### The data
====

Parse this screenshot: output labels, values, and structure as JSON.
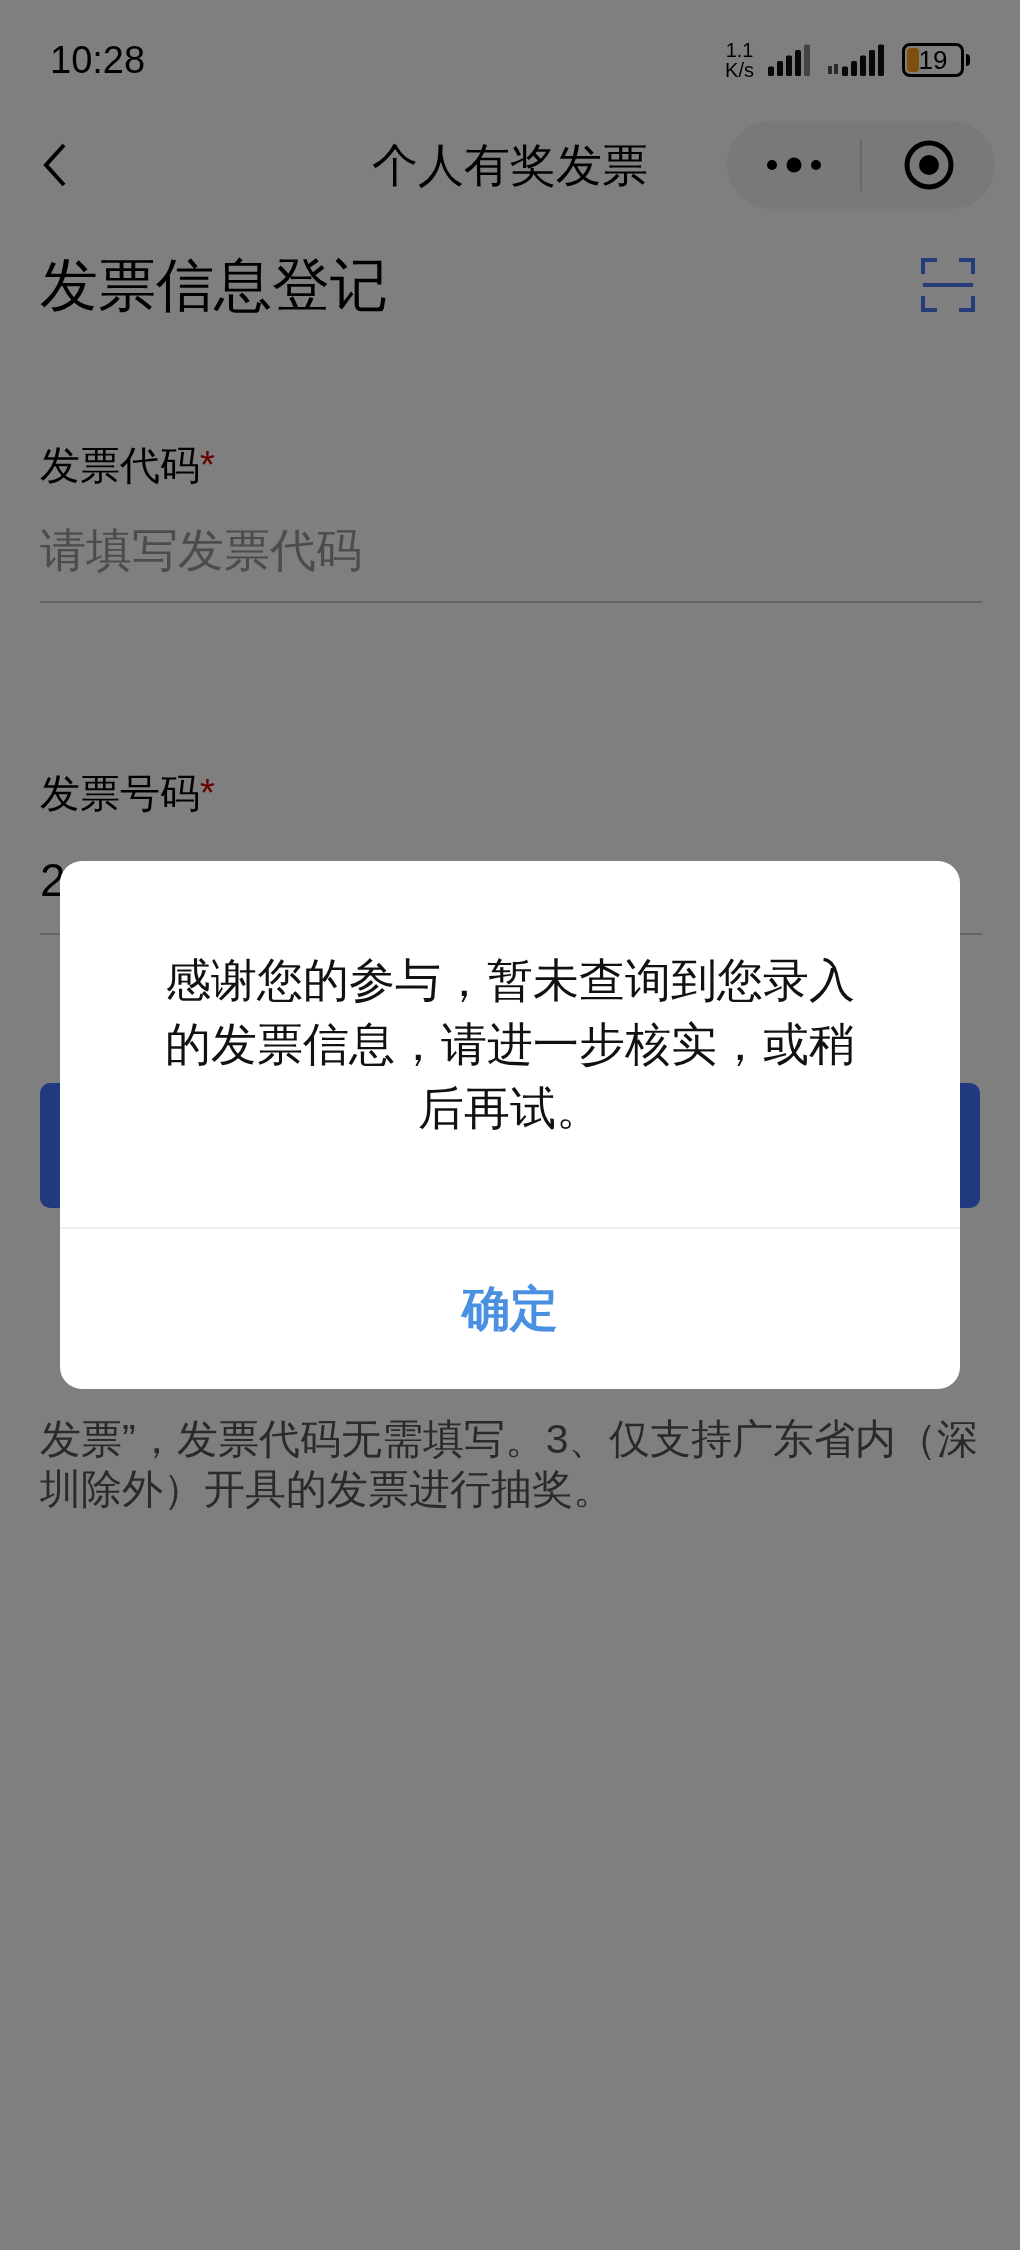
{
  "status_bar": {
    "time": "10:28",
    "speed_value": "1.1",
    "speed_unit": "K/s",
    "battery": "19"
  },
  "nav": {
    "title": "个人有奖发票"
  },
  "page": {
    "heading": "发票信息登记"
  },
  "fields": [
    {
      "label": "发票代码",
      "required_mark": "*",
      "placeholder": "请填写发票代码"
    },
    {
      "label": "发票号码",
      "required_mark": "*",
      "value": "2"
    }
  ],
  "notes": {
    "text": "发票”，发票代码无需填写。3、仅支持广东省内（深圳除外）开具的发票进行抽奖。"
  },
  "dialog": {
    "message": "感谢您的参与，暂未查询到您录入的发票信息，请进一步核实，或稍后再试。",
    "confirm_button": "确定"
  }
}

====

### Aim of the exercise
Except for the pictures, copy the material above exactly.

### Finished task
Parse this screenshot: output labels, values, and structure as JSON.
{
  "status_bar": {
    "time": "10:28",
    "speed_value": "1.1",
    "speed_unit": "K/s",
    "battery": "19"
  },
  "nav": {
    "title": "个人有奖发票"
  },
  "page": {
    "heading": "发票信息登记"
  },
  "fields": [
    {
      "label": "发票代码",
      "required_mark": "*",
      "placeholder": "请填写发票代码"
    },
    {
      "label": "发票号码",
      "required_mark": "*",
      "value": "2"
    }
  ],
  "notes": {
    "text": "发票”，发票代码无需填写。3、仅支持广东省内（深圳除外）开具的发票进行抽奖。"
  },
  "dialog": {
    "message": "感谢您的参与，暂未查询到您录入的发票信息，请进一步核实，或稍后再试。",
    "confirm_button": "确定"
  }
}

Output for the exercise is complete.